Ofgem has confirmed a £277.5 million cut to National Grid's gas transmission price control allowance.
The reduction will be made after planned works to upgrade the transmission network to provide capacity at the Fleetwood entry point were scrapped.
National Grid's obligation to provide this capacity was originally triggered by bids for national transmission system entry capacity in September 2006. However, the buyer, a gas shipper called Canatxx, no longer has a right to the capacity after it defaulted on payments.
National Grid later offered the entry capacity at auctions to other parties, at which point another gas shipper successfully bid for 350 GWh/day at Fleetwood for use in one quarter of 2025.
Nevertheless, the gas transmission owner doesn't expect to incur any further expenditure on infrastructure upgrades for the entry point in the current price control, allowing Ofgem to push ahead with the spending allowance reduction.
Ofgem announced its "minded-to" decision on the £277.5m cut in March this year.
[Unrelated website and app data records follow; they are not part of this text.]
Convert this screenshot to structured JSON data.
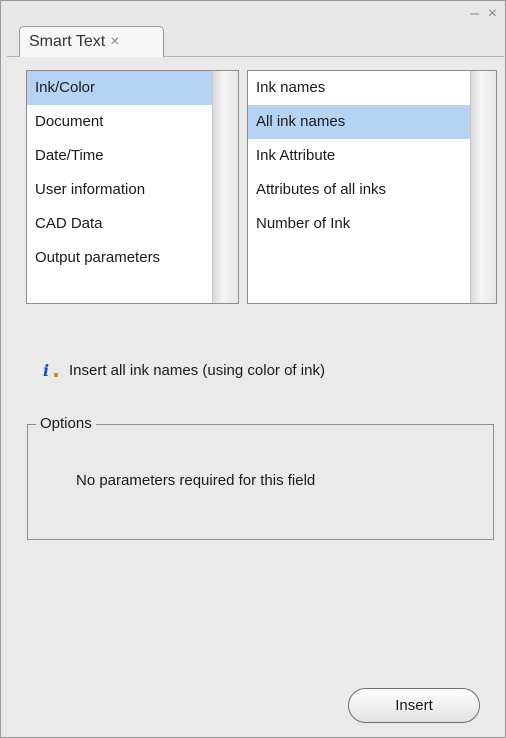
{
  "window": {
    "controls": [
      "–",
      "×"
    ]
  },
  "tab": {
    "label": "Smart Text",
    "close": "×"
  },
  "categories": {
    "items": [
      {
        "label": "Ink/Color",
        "selected": true
      },
      {
        "label": "Document",
        "selected": false
      },
      {
        "label": "Date/Time",
        "selected": false
      },
      {
        "label": "User information",
        "selected": false
      },
      {
        "label": "CAD Data",
        "selected": false
      },
      {
        "label": "Output parameters",
        "selected": false
      }
    ]
  },
  "fields": {
    "items": [
      {
        "label": "Ink names",
        "selected": false
      },
      {
        "label": "All ink names",
        "selected": true
      },
      {
        "label": "Ink Attribute",
        "selected": false
      },
      {
        "label": "Attributes of all inks",
        "selected": false
      },
      {
        "label": "Number of Ink",
        "selected": false
      }
    ]
  },
  "info": {
    "icon": "info-icon",
    "icon_glyph": "i",
    "text": "Insert all ink names (using color of ink)"
  },
  "options": {
    "legend": "Options",
    "message": "No parameters required for this field"
  },
  "actions": {
    "insert_label": "Insert"
  },
  "colors": {
    "selection": "#b6d2f4",
    "panel_background": "#eaeaea"
  }
}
It had previously issued notification of its intention to review the National Grid's Fleetwood obligations in November 2016 as part of a mid-regulatory period review of network allowances.
National Grid said it had nothing to add to its statement issued at the end of last year, which said a spending allowance reduction "had been anticipated" and was "in line with expectations" at the company.
The mid-period review for gas transmission also hit National Grid with a £168.8m claw-back for costs associated with the construction of a new high pressure gas pipeline in Avonmouth.
This reduction was confirmed in February this year.